## [PROBLEM STATEMENT]
In the records below, find the line containing "What data populates"; copy exactly that line and all lines after it to the end, and nothing else.

## [DATASET RECORDS]
····················
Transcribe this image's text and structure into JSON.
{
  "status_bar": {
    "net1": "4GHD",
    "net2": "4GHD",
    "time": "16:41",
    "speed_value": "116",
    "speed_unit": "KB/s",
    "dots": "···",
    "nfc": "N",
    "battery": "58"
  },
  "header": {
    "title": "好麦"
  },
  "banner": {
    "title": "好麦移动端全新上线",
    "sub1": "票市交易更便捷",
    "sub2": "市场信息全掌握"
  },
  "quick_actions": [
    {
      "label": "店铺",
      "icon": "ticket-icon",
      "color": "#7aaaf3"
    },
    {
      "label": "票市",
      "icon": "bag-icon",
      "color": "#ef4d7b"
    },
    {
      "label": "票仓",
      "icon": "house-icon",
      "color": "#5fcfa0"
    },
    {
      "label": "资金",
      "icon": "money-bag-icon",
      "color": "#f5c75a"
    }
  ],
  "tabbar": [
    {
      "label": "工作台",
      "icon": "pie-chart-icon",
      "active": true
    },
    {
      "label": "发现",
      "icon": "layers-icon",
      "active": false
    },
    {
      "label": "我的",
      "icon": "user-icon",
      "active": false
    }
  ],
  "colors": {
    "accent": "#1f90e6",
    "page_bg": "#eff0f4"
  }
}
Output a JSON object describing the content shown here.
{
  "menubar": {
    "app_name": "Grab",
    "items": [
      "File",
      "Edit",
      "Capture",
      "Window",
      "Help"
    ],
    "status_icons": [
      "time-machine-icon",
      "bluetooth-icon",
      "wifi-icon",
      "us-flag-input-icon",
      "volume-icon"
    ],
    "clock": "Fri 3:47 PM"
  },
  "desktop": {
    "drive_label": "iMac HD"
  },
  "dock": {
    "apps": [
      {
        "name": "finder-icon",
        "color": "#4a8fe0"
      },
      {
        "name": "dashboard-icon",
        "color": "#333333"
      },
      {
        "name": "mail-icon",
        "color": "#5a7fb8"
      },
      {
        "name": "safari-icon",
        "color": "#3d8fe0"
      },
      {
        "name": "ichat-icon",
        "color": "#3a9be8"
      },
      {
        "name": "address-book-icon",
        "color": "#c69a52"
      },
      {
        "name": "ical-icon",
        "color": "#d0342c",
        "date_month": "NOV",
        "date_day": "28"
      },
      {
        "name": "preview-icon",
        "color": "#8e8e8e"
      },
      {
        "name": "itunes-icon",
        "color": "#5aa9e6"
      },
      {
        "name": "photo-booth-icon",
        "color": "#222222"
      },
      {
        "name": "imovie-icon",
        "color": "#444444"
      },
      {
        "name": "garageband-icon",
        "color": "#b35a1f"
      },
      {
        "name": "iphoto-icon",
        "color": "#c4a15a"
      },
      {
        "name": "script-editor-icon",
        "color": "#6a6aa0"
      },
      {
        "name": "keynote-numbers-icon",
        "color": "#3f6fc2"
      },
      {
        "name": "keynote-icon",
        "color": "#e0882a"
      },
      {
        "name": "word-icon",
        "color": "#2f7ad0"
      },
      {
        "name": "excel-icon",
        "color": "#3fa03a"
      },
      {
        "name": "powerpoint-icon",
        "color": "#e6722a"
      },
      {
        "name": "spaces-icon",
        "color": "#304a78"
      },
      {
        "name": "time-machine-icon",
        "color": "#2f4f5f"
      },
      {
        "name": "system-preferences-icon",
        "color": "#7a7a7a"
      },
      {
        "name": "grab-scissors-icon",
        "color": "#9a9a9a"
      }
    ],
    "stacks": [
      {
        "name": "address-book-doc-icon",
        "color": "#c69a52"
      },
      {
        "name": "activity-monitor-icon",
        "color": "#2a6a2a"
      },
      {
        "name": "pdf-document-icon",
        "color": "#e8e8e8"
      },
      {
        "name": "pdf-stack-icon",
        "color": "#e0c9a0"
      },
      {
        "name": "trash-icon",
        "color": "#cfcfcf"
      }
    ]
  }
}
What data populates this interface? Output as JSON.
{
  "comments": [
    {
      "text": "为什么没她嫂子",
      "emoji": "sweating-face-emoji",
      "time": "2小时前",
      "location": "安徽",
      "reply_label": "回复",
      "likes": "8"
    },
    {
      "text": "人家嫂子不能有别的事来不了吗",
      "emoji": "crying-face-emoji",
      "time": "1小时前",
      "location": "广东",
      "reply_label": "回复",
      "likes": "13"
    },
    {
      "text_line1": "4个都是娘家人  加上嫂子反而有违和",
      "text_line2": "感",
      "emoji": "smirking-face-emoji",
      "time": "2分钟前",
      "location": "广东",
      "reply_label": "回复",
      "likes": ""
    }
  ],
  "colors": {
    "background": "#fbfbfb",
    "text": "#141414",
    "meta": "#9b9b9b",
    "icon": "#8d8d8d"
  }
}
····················
## [SOLUTION]
What data populates this interface? Output as JSON.
{
  "comments": [
    {
      "text": "为什么没她嫂子",
      "emoji": "sweating-face-emoji",
      "time": "2小时前",
      "location": "安徽",
      "reply_label": "回复",
      "likes": "8"
    },
    {
      "text": "人家嫂子不能有别的事来不了吗",
      "emoji": "crying-face-emoji",
      "time": "1小时前",
      "location": "广东",
      "reply_label": "回复",
      "likes": "13"
    },
    {
      "text_line1": "4个都是娘家人  加上嫂子反而有违和",
      "text_line2": "感",
      "emoji": "smirking-face-emoji",
      "time": "2分钟前",
      "location": "广东",
      "reply_label": "回复",
      "likes": ""
    }
  ],
  "colors": {
    "background": "#fbfbfb",
    "text": "#141414",
    "meta": "#9b9b9b",
    "icon": "#8d8d8d"
  }
}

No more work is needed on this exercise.